Bad Leaders Can Change Their Spots
We have many ways to describe the common belief that a person's behavior is relatively fixed: "A leopard can't change his spots." "You can't teach an old dog new tricks." You could probably add a few more old saws yourself. This view, we've found, seems especially prevalent in relation to senior leaders with noticeable weakness, like an uncontrollable temper or a marked tendency to be rude or unreasonably demanding.
John H. Sununu, former governor or New Hampshire and later White House chief of staff to George H. W. Bush, had a reputation for being extremely unpleasant to work with. This finally prompted him to ask an aide, "Why do people take such an instant dislike to me?" After a brief hesitation, the aide replied, "Oh, I'm not sure sir, but I guess it just saves them a lot of time."
Intuitively, this notion makes so much sense. Surely the combination of age, power, success, inadvertent and deliberate moves to avoid feedback, and years of practicing their vices with impunity leaves little incentive for senior leaders to change.
And yet we contend that they can — and they do. Here's why:
We looked at data from 545 relatively senior executives who participated in recent leadership development programs in three different organizations — a large bank, a large high-tech communications company, and an Ivy League university (not affiliated with this organization). Through 360 assessments, they were judged on how skilled they were in the 16 attributes we've found through our research to be most essential to leadership effectiveness (fundamental leadership abilities like inspiring others, communicating effectively, driving for success, and the like).
Sadly, in that group we identified 96 unfortunates (18%) who were judged worse than 90% of their peers in their ability to perform one or more of these critical leadership skills. A score that low on even a single attribute can derail a career.
And so we counsel these individuals to fix their fatal flaws before they focus, as the rest of the group would do, on identifying their particular strengths and learning how to make them (and themselves) even more remarkable.
Those who believe that leopards, particularly senior management leopards, can't change their spots may be surprised to find that 71 of those 96 leaders were able to improve those flaws enough show a statistically significant improvement in their overall leadership effectiveness on their subsequent 360 evaluations. That is, roughly 75% of these leaders were able to change their behavior enough that their colleagues, subordinates, direct reports, and bosses (who had judged them so harshly before) could readily see improvement.

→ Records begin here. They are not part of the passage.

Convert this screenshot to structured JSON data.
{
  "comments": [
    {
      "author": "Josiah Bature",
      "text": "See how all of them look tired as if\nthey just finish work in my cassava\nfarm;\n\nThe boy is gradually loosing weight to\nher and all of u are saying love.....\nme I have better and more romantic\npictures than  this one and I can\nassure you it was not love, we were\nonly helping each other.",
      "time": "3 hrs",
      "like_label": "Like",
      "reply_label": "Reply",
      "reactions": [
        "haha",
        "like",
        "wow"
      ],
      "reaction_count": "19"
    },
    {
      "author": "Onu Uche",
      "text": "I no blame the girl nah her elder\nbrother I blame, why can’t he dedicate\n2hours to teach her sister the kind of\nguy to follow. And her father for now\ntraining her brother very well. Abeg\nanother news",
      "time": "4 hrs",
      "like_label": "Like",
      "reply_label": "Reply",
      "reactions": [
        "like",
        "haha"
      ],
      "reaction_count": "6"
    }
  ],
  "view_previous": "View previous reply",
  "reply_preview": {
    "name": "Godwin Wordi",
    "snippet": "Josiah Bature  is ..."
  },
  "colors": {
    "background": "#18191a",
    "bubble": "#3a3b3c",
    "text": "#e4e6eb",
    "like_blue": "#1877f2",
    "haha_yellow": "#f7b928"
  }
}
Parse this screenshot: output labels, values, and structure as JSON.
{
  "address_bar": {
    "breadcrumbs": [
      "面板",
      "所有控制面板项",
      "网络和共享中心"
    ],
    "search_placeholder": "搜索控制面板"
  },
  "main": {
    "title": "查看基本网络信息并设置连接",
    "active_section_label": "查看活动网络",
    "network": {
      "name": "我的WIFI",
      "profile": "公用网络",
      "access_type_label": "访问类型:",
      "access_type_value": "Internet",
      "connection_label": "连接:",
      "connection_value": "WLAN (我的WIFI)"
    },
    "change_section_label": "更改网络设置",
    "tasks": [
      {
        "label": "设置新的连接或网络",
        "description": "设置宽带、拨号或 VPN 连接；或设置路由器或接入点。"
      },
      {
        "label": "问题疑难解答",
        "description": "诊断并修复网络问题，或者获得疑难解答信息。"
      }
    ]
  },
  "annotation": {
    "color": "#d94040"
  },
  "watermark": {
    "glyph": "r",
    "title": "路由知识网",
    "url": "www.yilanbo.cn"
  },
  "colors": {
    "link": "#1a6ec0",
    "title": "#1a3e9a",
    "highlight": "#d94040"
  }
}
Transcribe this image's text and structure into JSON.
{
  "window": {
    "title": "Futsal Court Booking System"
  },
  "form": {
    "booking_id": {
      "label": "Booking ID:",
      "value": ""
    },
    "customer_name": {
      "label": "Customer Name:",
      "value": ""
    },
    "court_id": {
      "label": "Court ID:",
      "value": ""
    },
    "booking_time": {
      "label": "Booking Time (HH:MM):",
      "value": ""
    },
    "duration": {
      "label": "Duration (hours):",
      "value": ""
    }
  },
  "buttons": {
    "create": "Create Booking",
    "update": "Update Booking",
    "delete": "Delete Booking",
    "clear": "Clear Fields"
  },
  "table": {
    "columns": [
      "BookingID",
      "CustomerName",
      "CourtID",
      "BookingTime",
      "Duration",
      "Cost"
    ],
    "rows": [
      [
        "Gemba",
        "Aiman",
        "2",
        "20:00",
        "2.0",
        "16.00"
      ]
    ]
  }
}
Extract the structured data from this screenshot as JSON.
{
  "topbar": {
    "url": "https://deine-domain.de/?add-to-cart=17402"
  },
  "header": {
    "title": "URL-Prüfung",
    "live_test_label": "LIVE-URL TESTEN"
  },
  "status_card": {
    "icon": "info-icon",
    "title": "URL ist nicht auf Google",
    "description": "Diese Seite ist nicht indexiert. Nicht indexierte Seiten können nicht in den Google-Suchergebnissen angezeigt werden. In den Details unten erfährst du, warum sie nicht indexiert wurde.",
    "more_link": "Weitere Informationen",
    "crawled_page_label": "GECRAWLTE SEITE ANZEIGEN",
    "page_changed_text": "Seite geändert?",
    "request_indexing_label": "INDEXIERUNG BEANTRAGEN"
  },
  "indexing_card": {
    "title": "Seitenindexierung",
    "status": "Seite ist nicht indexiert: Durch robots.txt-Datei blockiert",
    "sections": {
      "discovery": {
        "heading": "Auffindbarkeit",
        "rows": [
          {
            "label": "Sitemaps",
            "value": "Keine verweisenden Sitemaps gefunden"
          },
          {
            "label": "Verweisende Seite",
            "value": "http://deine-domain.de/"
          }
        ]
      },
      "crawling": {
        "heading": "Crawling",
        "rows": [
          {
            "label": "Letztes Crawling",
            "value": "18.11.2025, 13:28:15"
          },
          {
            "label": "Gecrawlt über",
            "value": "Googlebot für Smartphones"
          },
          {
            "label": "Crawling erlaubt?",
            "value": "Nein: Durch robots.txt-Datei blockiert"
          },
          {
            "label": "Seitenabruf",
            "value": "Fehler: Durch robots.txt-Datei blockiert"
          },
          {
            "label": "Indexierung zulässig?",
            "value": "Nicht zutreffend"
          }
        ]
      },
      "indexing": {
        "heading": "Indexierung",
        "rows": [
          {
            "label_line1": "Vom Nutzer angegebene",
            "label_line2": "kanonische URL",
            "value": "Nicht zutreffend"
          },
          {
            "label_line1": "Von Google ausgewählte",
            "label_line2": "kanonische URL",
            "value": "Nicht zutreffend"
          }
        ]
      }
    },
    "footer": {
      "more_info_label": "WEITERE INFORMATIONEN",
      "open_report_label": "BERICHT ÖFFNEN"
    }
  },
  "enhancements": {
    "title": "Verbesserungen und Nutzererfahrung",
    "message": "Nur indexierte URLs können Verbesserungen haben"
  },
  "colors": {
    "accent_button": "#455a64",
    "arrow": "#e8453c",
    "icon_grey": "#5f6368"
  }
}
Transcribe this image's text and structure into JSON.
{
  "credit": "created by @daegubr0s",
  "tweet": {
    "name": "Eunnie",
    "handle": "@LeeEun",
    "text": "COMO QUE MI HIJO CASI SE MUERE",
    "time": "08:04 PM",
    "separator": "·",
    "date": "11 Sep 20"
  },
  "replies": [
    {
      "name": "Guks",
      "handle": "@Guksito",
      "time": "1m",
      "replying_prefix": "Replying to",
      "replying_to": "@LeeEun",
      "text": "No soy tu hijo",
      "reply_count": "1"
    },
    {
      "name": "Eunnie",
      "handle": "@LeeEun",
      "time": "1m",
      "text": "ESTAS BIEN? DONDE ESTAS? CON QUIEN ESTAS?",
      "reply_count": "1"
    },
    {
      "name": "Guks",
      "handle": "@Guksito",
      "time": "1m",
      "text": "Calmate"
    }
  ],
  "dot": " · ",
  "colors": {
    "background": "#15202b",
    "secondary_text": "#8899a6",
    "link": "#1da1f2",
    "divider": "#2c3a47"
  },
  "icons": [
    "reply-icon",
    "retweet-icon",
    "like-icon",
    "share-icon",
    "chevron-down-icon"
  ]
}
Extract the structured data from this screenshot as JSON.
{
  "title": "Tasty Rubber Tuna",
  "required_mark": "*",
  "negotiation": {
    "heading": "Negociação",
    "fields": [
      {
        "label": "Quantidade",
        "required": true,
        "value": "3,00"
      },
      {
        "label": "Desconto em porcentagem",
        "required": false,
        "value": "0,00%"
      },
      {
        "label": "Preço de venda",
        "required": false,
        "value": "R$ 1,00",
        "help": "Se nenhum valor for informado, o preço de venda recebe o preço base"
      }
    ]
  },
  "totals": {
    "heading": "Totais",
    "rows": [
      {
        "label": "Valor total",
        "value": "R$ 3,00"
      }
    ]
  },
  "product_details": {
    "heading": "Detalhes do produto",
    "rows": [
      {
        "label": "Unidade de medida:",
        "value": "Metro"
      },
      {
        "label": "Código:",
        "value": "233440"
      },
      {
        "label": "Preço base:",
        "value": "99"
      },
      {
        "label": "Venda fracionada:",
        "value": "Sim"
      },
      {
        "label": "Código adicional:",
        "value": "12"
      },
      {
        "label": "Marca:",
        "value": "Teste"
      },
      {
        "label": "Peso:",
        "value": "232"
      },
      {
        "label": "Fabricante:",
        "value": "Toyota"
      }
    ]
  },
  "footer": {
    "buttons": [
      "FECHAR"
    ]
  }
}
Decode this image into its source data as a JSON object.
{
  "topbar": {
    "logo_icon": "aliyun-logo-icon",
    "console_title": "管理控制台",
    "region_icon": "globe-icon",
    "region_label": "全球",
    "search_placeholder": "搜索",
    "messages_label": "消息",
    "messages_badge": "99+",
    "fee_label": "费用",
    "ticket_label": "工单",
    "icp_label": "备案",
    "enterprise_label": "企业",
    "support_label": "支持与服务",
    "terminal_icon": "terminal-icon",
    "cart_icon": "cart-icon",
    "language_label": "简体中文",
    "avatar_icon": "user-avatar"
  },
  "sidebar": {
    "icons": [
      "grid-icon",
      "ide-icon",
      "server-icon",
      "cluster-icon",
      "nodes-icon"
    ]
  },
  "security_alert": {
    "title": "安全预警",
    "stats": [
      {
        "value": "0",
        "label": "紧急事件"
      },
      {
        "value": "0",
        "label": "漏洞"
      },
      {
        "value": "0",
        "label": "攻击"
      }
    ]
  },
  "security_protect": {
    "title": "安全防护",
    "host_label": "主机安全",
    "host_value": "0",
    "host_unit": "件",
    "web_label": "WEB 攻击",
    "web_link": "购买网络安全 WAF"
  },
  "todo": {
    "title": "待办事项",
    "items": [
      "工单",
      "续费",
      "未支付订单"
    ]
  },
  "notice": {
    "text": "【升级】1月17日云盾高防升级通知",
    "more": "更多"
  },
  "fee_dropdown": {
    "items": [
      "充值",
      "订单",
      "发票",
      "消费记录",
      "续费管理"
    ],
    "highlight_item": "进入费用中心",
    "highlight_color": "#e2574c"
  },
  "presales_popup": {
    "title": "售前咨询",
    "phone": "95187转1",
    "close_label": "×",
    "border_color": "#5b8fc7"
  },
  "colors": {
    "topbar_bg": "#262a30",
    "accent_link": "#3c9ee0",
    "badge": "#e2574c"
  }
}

Furthermore, the changes weren't small. In 18 months to two years, these people hadn't just managed to drag themselves up from the bottom 10% to the bottom 20%. They move up 33 points. That propelled them from the bottom to being above average. If they choose to continue their development efforts, there's every reason to believe that many will continue to improve even more.
As with Governor Sununu, the flaws most commonly tripping up our at-risk leaders were related to failures in establishing interpersonal relationships. Far less frequent were fatal flaws involved in leading change initiatives, driving for results, and — we're happy to report — character. That might explain how they'd managed to get as far as they had. But past a certain point, individual ambition and results aren't enough. As they climb higher in an organization and the ability to motivate others becomes far more important, poor interpersonal skills, indifference to other people's development, and a belief that they no longer need to improve themselves come to haunt these less effective leaders the most.
The exceptionally good news, our data show, is that far more often than not, those who take these issues seriously can succeed in shedding bad habits to become markedly better leaders. New spots, anyone?